In November last year, UBS released a 400-page market report which started with: “Things will get worse before they get better.” The flagship report of the United Nations trade and development body, UNCTAD, described the global economy as “a spluttering north, a general slowdown in the south and rising levels of debt everywhere”. These were pre-coronavirus projections and neither organisation had any idea of how bad the situation was going to get.
What a difference a few months can make – a fitting reminder of how quickly things can change. Marketers everywhere are now working towards increasing their operational fitness and agility. The brave are fighting FOFO (the fear of finding out) and facing challenges head on. The more conservative slow their pace while trying to determine what might be up ahead.
Regardless of which training camp you belong to, everyone needs a plan.
Long-term projections and estimates have their place in shaping marketing strategy and direction, but with economies so volatile, short-term outlooks can be a much-needed pause, where we check in and chart our position on the course.
What Is CMO Outlook?
This insight is the basis of CMO Outlook, a biannual study by Campaign and R3 that has the intention of helping marketers block out the noise and focus on the things that will impact immediate decision-making.
CMO Outlook is not about aspirational goals. We are not set on fueling the imagination with more “new ideas”. We are not looking to predict what will happen two years from now, nor will the findings deliver a bullet-point list of trends.
The purpose of CMO Outlook is to provide useful information to marketing leaders that will help them make decisions in the short term. Consider that the average chief marketing officer tenure is now 43 months. Agency reviews can take anywhere from a few weeks to close to a year. A company’s digital transformation takes about five years. Implementation demands time, but shifting gears is action that marketers can take now.
Not just another CMO survey
Although this is the first time we are launching CMO Outlook in EMEA, the study is in its third wave across Asia. What we have found from interactions with marketers is that CMO Outlook is different as a survey in three important ways.
1 We are peer-led, not industry-shaped
The findings in CMO Outlook are an aggregate of individual opinions of people working in similar contexts and working through related concerns. We are not comparing apples with oranges, and with geographical nuances becoming more important as a result of the pandemic, regional focus delivers valuable insight.
2 We share knowledge, not send information
Information is only valuable in its scarcity. With inboxes filling up with more data than we can attend to each day, the desire is about narrowing things down to insights that help marketers make better decisions. This is why CMO Outlook was established. A marketer trying to come to a resolution or make a decision about a specific issue would be better to receive shared knowledge from their peer group than interesting but irrelevant soundbites.

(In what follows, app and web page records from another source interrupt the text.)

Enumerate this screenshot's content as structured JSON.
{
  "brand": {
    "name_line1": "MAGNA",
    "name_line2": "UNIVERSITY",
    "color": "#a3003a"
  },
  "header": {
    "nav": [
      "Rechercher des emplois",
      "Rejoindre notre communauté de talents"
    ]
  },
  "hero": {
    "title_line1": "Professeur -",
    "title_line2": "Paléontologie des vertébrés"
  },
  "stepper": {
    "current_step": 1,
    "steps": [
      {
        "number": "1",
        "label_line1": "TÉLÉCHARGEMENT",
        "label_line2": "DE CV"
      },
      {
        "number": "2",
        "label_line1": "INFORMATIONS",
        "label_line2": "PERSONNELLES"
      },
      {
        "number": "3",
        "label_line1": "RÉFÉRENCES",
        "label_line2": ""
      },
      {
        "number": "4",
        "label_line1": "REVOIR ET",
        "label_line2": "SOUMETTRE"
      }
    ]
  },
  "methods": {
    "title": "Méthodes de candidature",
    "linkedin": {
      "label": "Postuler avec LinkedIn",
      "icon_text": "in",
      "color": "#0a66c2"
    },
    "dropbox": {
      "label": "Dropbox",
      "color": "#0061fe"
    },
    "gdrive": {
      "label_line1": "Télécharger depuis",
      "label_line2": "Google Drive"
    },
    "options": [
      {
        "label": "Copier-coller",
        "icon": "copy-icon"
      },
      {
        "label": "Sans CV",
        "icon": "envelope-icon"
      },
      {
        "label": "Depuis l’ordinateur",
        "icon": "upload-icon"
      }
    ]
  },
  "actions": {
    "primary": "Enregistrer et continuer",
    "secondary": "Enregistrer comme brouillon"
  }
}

3 We want to be forward-thinking, not retrospective
After a few years of data is collected, we will be able to map a narrative of marketer thinking during these changed times, but CMO Outlook is not a retrospective study. It is not a navel-gazing exercise. We are focused on the future, trying to understand what might lie before us as an industry and how best to act in the short term. The questions we seek to answer are “What do we need now?” and “What should be done soon?”.
An invitation to join CMO Outlook
As we kick off our regional study, Campaign and R3 are inviting senior marketers from across EMEA to be part of this unique regional network. Full results and findings will only be shared within the participating group and this will exclude agencies and vendors. Insights are anonymised to maintain privacy, but for those who would like to share their thoughts publicly, there will be a platform for interviews and discussion. All senior marketers are invited to join across categories.
To register, please contact Martha Evans at email@example.com.
Greg Paull is principal and co-founder of R3
Picture: Getty Images